But my parents' grief was not the only need I would find at home. Everyone was falling apart - and needing support. I took it all on.
Maybe it was easier than dealing with my own grief. I just kept stuffing it down. And it kept coming out, but it didn't look like grief, it looked like anger. Anger is such an easy emotion, it holds it all.
My brother's daughter, already 16, had never been specifically diagnosed but was languishing in a special education class. She had not learned to read or write.
It didn't seem to matter that my entire professional career was in education. I couldn't get through to my brother before he died, and now I had to get my sister-in-law on board. What would become of any of them?
It was not my fight, but it was. No one else was in a position to notice let alone help.
My brother-in-law and nephew on the other side were making it day to day, but just barely.
Again no one had any bandwidth to help except me.
And, if I am being honest, I didn't either. But if I didn't help, what would happen?
They all made it through. And the grief piled up in me and spilled out as anger.
No one ever asked me, how are you doing?
I had come home, given up my PhD program (because in their infinite wisdom I didn't have to do this, and was abandoning my own program). I had zero job prospects in my hometown. I was eking out a living on remote jobs. And taking care of everyone.
My friends said, you need to leave your parents' home, as though distance would erase the very real need I was filling. But for my own sanity, I decamped.
I was just about to interview for a real job (April 26th), and that very morning, in the wee hours, my friend's only son died in a car crash. The friend, by the way, who had been housing me as I tried desperately to put my life back together.
I had known this child since birth. I was his first baby sitter. I had watched him grow into the young man I called my next governor of California. In a matter of minutes, he was gone. Gone. 24 years old and gone.
His mother was in freefall and all of her friends were at a loss watching her spiral. She was the rock. She was the one that they came to for help. She was not in a position to help herself. And they were not used to be being of service to others.
I dropped everything. Lost my interview. And handled the situation. I made the funeral arrangements. I am not saying others did not step up and help. But I was orchestrating. I was getting what I could from my friend about what she wanted. Negotiating with the ex-husband and his family about their involvement. And keeping it all together.
This is how my life went for years. Though my brother died in September, April was the month of trauma. April was the month when my sister was stricken and killed. April was the month my friend's son died in a solo car accident.

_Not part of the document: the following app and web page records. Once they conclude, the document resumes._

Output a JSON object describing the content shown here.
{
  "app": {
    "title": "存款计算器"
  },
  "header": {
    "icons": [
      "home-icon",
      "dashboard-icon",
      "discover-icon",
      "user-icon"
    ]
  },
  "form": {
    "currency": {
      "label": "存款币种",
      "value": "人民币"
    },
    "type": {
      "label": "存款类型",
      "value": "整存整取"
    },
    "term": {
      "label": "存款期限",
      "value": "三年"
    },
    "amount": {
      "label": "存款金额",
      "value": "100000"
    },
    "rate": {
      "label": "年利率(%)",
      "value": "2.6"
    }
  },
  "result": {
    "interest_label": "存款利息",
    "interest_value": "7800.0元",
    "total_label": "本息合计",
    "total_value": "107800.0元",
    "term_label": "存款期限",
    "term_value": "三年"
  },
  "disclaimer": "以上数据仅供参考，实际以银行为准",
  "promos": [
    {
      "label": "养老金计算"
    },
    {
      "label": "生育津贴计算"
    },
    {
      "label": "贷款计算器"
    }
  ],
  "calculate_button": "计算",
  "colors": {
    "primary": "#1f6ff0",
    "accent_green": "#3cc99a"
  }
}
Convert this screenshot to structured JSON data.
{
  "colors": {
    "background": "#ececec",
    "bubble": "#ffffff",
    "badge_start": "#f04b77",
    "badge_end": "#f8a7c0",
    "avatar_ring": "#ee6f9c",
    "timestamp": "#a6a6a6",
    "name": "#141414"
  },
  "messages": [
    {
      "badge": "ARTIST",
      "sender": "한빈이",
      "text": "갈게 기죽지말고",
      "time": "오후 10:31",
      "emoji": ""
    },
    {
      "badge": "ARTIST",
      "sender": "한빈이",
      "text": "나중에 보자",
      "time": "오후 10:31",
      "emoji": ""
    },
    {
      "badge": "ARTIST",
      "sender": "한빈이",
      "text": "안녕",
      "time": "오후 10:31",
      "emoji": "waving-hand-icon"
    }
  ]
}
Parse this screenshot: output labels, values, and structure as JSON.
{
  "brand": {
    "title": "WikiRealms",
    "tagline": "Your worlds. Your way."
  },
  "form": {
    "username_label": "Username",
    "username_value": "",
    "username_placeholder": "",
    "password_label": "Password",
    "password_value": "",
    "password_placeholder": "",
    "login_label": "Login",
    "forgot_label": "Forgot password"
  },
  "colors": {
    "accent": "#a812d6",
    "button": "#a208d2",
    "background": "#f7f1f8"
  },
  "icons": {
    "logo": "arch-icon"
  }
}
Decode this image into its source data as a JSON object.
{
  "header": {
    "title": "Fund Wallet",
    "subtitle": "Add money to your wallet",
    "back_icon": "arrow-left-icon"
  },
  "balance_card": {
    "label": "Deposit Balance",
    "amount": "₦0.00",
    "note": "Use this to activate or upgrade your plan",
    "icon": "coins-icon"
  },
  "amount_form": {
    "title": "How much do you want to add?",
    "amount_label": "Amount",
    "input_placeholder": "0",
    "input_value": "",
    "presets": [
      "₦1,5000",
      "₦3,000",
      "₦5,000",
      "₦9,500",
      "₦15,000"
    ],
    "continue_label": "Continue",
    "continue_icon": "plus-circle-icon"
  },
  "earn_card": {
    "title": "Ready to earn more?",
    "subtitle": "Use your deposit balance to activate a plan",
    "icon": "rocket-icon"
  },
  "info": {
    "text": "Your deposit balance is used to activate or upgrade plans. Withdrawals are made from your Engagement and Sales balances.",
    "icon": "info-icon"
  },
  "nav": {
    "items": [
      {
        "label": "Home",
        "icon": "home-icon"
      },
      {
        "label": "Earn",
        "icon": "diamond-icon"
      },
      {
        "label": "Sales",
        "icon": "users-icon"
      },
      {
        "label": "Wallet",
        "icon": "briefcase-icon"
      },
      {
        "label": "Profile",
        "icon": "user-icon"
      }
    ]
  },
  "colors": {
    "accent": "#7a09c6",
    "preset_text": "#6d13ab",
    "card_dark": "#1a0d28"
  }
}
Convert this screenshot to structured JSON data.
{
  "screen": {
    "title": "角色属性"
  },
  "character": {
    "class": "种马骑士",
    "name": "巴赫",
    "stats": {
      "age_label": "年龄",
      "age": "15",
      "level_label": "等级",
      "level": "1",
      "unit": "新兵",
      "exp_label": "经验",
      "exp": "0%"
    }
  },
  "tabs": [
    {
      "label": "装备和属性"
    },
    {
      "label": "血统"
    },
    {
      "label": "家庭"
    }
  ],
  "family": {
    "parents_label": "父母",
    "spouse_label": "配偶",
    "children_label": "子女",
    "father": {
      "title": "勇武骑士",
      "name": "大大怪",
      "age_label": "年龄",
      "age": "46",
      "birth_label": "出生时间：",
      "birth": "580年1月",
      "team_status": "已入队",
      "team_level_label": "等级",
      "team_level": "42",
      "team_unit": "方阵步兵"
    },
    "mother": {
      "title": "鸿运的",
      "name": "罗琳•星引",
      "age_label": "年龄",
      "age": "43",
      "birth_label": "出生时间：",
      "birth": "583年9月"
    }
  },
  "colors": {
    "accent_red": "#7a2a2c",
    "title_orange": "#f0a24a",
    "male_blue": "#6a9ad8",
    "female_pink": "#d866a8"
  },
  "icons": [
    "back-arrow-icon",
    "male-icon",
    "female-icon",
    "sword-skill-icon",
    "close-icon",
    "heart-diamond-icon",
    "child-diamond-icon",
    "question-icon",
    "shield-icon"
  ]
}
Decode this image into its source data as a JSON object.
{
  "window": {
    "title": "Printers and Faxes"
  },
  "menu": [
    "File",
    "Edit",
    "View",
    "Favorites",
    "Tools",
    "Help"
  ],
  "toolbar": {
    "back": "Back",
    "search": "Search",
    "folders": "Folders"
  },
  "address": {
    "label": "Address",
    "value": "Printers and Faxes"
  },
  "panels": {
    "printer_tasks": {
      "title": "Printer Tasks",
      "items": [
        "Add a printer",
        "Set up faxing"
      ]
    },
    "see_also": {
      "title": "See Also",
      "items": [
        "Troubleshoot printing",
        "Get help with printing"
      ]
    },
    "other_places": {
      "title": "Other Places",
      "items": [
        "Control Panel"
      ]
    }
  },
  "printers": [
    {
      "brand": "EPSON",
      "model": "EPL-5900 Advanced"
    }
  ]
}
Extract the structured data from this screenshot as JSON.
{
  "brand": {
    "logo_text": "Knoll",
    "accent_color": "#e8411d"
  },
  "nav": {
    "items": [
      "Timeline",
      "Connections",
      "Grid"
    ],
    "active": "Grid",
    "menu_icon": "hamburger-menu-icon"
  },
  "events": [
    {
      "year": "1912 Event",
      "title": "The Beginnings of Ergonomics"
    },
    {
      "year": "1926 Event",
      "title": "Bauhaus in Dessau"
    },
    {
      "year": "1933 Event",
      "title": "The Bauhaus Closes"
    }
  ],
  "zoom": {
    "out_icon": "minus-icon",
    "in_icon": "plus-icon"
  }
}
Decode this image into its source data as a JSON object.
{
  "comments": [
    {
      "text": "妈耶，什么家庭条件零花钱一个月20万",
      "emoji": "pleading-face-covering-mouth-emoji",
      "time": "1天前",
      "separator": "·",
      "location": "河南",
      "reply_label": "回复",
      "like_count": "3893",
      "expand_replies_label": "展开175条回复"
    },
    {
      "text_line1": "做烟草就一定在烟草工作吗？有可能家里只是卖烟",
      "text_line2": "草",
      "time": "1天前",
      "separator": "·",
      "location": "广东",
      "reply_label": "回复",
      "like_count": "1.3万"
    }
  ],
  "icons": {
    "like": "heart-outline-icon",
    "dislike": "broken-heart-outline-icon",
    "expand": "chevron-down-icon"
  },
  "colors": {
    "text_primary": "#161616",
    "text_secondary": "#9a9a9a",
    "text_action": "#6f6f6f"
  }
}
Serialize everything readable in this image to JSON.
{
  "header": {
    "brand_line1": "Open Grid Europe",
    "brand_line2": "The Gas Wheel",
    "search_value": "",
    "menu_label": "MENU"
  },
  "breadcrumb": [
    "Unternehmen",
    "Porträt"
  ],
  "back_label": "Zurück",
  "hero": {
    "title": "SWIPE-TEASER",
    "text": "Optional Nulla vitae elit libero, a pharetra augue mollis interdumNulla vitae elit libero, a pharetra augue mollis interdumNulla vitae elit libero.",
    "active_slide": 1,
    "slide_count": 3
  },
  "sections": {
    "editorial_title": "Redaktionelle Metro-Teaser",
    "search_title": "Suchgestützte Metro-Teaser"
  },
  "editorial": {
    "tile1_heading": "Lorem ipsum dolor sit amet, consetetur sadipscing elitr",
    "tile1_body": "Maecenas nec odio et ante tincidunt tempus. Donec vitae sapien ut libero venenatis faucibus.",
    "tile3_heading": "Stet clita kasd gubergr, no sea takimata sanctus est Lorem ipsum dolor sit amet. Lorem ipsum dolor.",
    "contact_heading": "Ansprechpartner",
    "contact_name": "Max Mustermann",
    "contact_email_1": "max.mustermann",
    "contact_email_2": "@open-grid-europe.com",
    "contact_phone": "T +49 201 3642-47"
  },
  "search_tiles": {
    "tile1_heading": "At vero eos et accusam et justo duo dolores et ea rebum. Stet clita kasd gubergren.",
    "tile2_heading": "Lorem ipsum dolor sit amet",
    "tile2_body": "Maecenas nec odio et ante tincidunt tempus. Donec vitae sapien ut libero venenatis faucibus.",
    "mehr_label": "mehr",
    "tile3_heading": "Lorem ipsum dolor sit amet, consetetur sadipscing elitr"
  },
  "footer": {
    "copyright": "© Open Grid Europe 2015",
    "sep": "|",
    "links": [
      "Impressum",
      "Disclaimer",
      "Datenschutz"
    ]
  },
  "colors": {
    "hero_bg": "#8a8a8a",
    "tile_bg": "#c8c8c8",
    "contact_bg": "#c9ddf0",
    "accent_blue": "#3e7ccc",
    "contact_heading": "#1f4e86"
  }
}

It took me years to not crumble every April. Years.
And this year, April came for me with a vengeance.
I finally truly moved out of my parents' home in search of a life of my own. I had purposely stayed away for several months. But in April, I made the journey home. Hoping to forge the boundaries I needed to keep myself safe while still supporting my parents, I planned a one week visit.
On the fourth day of my visit (April 14), my mom fell down bringing in one of the trash cans.
She ended up with a hematoma that threatened her life. The neurosurgeon told us that 10 minutes more and she would not have made it. We got her to the hospital in time to save her life, just barely.
Nevermind that my father did not even contemplate calling 911, or that my mother was not wearing the life alert button her health insurance had sent her. I could barely make the numbers work on the keypad of the house line or my cell phone.
April is the cruelest month. There is no disputing that.
My mom survived. She is not the same person. She cannot be alone. My father now understands that he cannot protect and save her from everything as he had once imagined he could.
We three remaining siblings are left to figure out how we go forward. These intervening months have not been kind to us even as my mother gains strength.
Let's just hope next April brings us peace and stability. I'll take peace if nothing else.